Background: The potent immune modifier imiquimod (R-837) induces apoptosis of various tumor cell lines by mechanisms that are not fully understood. As a topical immunotherapy, imiquimod successfully activates tumor-specific cytotoxic responses via stimulation of TLR7 signaling pathways and antagonism of adenosine receptor mediated regulatory pathways. A role for imiquimod-induced tumor apoptosis in augmenting this response has not been defined, however it remains plausible that molecular changes may render the cells more susceptible to an anti-tumor response. An improved understanding of the pathways regulated by imiquimod in tumor cells will reveal whether this is likely the case. Devil facial tumor disease (DFTD) is a clonal transmissible cancer threatening the world's largest marsupial carnivore, the Tasmanian devil.
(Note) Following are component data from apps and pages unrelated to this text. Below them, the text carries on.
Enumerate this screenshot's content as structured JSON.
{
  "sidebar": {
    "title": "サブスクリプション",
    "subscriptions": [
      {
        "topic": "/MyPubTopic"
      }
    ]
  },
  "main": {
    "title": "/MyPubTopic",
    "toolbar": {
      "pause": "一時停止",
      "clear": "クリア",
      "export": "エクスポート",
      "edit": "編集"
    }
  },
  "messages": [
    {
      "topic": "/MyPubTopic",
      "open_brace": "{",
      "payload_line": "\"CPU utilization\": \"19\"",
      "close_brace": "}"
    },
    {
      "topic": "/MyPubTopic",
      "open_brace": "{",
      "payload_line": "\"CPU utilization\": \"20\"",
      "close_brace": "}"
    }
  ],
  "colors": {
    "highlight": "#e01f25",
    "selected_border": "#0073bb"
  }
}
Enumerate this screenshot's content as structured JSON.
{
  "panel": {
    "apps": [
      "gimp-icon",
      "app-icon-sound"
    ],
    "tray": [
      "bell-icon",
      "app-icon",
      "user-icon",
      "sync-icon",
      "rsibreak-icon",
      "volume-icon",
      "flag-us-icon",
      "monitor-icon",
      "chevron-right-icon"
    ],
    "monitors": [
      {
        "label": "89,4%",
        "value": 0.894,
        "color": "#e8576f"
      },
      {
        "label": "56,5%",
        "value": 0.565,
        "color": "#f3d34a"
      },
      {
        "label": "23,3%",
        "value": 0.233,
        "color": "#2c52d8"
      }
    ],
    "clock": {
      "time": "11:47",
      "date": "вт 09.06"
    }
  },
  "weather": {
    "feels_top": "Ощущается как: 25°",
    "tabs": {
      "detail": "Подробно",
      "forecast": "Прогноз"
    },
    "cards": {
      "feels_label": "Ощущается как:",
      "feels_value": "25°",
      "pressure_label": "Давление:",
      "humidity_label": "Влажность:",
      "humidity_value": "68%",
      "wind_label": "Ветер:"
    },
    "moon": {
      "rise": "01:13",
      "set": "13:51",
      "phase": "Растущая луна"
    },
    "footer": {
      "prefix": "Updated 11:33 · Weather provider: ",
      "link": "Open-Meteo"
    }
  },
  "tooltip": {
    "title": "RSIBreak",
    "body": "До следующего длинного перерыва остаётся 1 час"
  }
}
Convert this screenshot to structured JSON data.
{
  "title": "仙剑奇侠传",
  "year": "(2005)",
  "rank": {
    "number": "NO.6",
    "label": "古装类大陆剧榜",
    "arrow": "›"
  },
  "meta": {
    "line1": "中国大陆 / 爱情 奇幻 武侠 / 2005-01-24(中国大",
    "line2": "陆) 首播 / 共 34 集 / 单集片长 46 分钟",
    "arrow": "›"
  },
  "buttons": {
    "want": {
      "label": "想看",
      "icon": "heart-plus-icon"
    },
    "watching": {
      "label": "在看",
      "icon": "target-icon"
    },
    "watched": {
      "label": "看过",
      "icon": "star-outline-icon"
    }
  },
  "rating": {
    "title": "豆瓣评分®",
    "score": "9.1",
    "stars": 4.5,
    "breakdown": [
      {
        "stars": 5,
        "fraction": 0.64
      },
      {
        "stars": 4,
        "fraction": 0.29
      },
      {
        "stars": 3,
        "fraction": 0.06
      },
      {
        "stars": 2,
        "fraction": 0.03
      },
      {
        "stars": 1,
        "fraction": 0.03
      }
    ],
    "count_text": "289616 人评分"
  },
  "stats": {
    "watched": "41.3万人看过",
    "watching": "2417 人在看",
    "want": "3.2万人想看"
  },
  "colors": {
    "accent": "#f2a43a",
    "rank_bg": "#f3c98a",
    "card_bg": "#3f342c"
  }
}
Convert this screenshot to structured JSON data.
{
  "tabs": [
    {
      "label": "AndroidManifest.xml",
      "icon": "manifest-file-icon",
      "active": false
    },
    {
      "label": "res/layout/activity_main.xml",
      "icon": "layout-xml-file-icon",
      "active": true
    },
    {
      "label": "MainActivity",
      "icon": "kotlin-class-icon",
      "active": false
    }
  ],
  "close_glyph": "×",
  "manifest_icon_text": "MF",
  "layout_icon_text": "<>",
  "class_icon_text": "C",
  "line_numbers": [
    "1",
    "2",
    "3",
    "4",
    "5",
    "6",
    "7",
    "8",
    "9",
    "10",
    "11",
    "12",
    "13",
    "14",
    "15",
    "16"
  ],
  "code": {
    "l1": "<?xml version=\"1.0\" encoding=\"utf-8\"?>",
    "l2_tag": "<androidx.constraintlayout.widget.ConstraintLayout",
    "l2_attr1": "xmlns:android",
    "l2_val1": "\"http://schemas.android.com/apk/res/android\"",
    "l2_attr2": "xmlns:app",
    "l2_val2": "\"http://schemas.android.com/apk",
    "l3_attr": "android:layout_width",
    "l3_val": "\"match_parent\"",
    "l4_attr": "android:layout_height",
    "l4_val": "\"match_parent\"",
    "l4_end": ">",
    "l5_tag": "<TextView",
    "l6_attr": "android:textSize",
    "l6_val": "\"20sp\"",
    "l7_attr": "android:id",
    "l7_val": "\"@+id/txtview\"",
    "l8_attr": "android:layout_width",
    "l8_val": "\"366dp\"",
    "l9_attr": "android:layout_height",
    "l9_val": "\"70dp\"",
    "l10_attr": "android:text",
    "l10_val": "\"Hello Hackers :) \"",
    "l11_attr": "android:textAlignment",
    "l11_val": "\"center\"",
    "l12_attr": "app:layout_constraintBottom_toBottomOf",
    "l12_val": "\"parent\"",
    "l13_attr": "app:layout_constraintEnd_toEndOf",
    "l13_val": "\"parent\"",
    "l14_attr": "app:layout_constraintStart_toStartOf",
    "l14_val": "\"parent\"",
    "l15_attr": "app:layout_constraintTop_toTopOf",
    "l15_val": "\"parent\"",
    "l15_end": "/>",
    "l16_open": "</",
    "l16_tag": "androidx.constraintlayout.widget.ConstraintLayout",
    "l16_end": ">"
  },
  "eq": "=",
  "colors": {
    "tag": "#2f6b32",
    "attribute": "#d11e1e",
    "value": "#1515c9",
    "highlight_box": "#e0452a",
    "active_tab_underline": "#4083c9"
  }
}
DFTD evades both non-self and anti-cancer immune defenses to survive in new hosts, providing an ideal model for studying immunotherapeutic mechanisms. As we have previously shown that DFTD cells are sensitive to treatment with imiquimod, investigation of these effects could reveal new therapeutic strategies for DFTD, and will improve our understanding of this drug in cancer immunotherapy.
Methods: To investigate the mechanisms of imiquimod action in tumor cells, DFTD cell lines and control fibroblast cell lines were treated in culture with imiquimod. Changes to cell viability were monitored by proliferation and cell death assays. Molecular changes to DFTD cells were assessed through RNA sequencing and proteomic mass spectrometry, and bioinfomatic techniques were employed to identify biological processes regulated by imiquimod. Major findings were confirmed by quantitative PCR.
Results: Imiquimod treatment induces complete apoptosis of DFTD cells, but not fibroblasts, over a period of days. Transcriptomic and proteomic analysis revealed high constitutive expression of ER stress genes in DFTD cell lines, which were further augmented in response to imiquimod treatment. Up-regulation of genes required for ER-stress mediated apoptosis was also detected, suggesting that imiquimod induces apoptosis through exhaustion of the ER stress response. Molecular pathways associated with tumor growth and survival were modulated in the dying cells, and damage-associated alarmins were highly expressed.
Conclusions: Our study provides the first whole transcriptome and proteome analysis of any imiquimod treated tumor cell line. By using DFTD cells as a tumor model, we have shown that imiquimod directly increases the apoptotic potential of tumor cells through augmentation of ER stress, while producing molecular changes consistent with reduced tumorigenicity. These effects were not replicated in fibroblasts, suggesting that constitutive activation of stress responses in tumor cells may impact their ability to cope with additional stressors. Our findings suggest that ER stress pathways are ideal targets for therapy against DFTD in our endangered Tasmanian devil. These data can also be applied for more rational use of imiquimod as an immunotherapeutic agent in human cancer.
Citation Format: Amanda L. Patchett, Terry L. Pinfold, Cesar Tovar, Bruce Lyons, Gregory M. Woods. Imiquimod initiates tumor specific overload of the ER stress response in Tasmanian devil facial cancer cells [abstract]. In: Proceedings of the Second CRI-CIMT-EATI-AACR International Cancer Immunotherapy Conference: Translating Science into Survival; 2016 Sept 25-28; New York, NY. Philadelphia (PA): AACR; Cancer Immunol Res 2016;4(11 Suppl):Abstract nr B040.
- ©2016 American Association for Cancer Research.